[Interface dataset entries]
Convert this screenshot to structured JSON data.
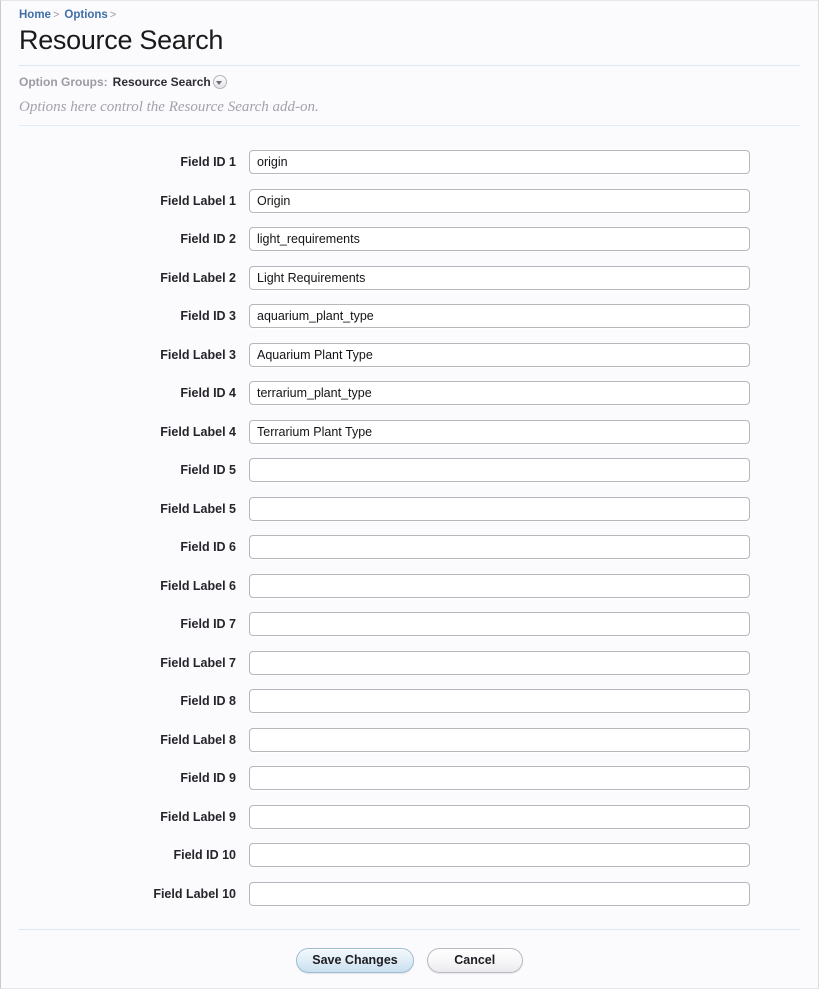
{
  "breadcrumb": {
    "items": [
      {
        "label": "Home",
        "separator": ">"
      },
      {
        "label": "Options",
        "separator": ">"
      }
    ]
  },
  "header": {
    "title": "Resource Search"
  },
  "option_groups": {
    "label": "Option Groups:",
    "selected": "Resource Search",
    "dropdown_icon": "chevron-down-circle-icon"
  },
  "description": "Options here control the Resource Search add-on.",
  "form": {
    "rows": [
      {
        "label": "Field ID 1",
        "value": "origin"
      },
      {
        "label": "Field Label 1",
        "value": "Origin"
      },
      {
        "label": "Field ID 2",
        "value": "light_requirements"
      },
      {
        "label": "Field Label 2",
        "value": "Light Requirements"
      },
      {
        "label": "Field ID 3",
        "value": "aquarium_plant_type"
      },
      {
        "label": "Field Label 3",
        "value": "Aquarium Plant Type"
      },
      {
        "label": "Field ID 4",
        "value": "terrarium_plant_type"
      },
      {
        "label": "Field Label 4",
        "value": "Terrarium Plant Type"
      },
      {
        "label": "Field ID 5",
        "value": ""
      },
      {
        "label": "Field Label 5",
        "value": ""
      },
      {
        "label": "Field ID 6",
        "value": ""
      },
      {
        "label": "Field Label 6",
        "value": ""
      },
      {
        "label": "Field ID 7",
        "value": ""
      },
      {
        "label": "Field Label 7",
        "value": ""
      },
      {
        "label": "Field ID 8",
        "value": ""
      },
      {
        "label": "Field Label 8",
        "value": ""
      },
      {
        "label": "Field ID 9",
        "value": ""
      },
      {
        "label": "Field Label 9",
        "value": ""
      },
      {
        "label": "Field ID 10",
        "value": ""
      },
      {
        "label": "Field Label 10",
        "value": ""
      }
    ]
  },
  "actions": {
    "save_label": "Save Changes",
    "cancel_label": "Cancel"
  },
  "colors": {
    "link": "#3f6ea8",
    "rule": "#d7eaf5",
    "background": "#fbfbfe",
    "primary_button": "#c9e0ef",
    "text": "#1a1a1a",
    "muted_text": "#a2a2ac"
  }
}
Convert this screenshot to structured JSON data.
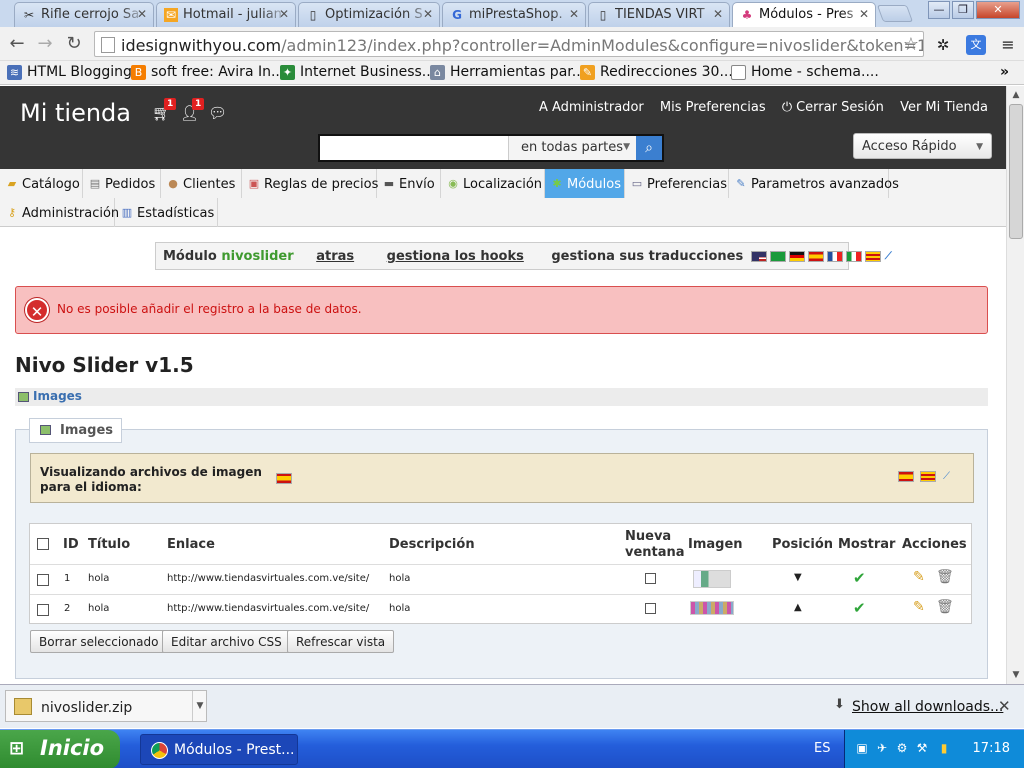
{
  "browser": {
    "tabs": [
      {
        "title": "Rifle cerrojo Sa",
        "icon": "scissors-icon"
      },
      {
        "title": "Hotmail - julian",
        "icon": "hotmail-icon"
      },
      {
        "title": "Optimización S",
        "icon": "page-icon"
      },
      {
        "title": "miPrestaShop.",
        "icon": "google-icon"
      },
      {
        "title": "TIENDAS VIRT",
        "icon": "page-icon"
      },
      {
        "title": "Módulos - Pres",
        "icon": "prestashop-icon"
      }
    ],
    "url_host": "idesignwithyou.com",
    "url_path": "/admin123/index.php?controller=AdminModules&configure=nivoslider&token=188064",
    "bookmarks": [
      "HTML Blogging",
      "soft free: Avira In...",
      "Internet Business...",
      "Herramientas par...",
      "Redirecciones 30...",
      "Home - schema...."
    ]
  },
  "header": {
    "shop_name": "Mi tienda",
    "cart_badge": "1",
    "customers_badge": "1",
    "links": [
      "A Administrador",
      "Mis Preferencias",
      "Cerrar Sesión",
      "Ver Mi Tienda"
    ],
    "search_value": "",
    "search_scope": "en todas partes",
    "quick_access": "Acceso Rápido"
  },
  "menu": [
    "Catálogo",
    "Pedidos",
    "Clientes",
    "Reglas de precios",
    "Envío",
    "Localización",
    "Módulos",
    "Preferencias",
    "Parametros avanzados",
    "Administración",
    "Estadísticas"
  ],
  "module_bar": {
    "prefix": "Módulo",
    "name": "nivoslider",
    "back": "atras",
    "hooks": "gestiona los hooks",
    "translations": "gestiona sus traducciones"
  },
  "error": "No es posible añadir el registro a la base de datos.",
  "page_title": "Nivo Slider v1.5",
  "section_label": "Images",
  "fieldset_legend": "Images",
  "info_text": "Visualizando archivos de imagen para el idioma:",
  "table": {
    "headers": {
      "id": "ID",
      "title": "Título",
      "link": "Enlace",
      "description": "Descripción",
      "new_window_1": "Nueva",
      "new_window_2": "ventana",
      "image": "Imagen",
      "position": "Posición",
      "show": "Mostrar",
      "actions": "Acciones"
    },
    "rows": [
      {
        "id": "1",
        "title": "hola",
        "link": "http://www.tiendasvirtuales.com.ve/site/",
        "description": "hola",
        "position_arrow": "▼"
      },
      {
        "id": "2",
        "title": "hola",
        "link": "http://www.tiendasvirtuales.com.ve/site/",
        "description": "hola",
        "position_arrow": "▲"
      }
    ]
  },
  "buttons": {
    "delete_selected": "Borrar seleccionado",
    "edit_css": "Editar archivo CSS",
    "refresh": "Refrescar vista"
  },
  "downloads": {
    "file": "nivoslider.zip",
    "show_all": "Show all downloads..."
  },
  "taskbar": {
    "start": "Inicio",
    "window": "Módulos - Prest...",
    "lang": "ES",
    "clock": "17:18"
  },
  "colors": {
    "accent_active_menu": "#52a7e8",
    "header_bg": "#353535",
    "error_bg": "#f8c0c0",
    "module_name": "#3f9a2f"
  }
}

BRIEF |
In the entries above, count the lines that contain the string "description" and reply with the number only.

RESPONSE TO THIS EXERCISE |
4